When you’re traveling to the United States’ southernmost point during its snowiest month, there’s no shortage of potential pitfalls.
When the 10 second gun sounds, it’s already too late. You’re too far from the line; and the boats around you are too far advanced and too close. Whose idea was it to start amongst this crowd? You pull the trigger, a high build, coaxing the maximum VMG out of your boat as you strive to attain target speed before the gun. It’s all in vain. A half-minute after the start, the boat below you is advanced by a full length. Occasionally one of the crew glances your way. Is that pity on his face? Meanwhile, the boat to windward is pressing down on your lane, squeezing the vice.

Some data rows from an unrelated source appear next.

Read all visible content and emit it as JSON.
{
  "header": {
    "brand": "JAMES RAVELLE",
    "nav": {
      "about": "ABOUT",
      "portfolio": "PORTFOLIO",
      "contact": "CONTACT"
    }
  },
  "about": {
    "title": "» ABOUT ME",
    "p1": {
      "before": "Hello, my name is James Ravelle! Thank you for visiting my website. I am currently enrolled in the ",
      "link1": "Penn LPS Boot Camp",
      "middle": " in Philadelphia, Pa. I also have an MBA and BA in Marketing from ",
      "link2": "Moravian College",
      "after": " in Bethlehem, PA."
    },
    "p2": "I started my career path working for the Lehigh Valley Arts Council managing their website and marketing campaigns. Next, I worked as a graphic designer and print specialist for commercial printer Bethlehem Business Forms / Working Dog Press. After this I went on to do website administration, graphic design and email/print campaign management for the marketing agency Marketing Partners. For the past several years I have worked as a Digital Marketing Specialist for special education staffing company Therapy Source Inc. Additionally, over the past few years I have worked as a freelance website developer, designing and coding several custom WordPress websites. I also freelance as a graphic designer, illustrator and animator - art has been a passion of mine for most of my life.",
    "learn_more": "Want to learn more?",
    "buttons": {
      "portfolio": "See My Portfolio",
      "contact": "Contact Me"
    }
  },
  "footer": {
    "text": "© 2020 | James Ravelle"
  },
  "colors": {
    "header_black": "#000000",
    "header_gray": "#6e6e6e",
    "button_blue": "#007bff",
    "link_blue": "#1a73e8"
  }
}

When your old college pal is Terry Hutchinson, sometimes you get tapped for dream jobs, like calling tactics for the Farr 30 Barking Mad at Key West Race Week.
There really is something to making friends in your college years, when the top criteria for hanging out is if the other person is 1) your age, 2) likes to do the same stuff, and 3) gets you into trouble. Add water and boats into the mix, and you have the perfect storm—friends for life. I’m fortunate that some of my college pals have gone on to sailing greatness.
As for me, after college, I decided to go out and get a job (What was I thinking?). But I still sail—as much as my career will allow. I’m sure most of you can relate.
After missing Key West Race Week in 2010, this Sailing World editor is keen to return to the North American Mecca for mid-winter sailing.
Last Sunday was, as someone else put it, a day of “true frostbiting” for Newport’s Laser Fleet 413. The temperature hovered around the freezing point, the westerly wind gusted up to 20 knots, and the newly fallen snow blanketed the harborside.
Key West is not your average event. When preparing for it, it helps to take some different approaches.
It’s that time of the year again—Key West Race Week. I have the pleasure of sailing with some good friends of mine this year on the Cleveland-based J/111 Kontiki V. Jim Smincheck will be helming the boat.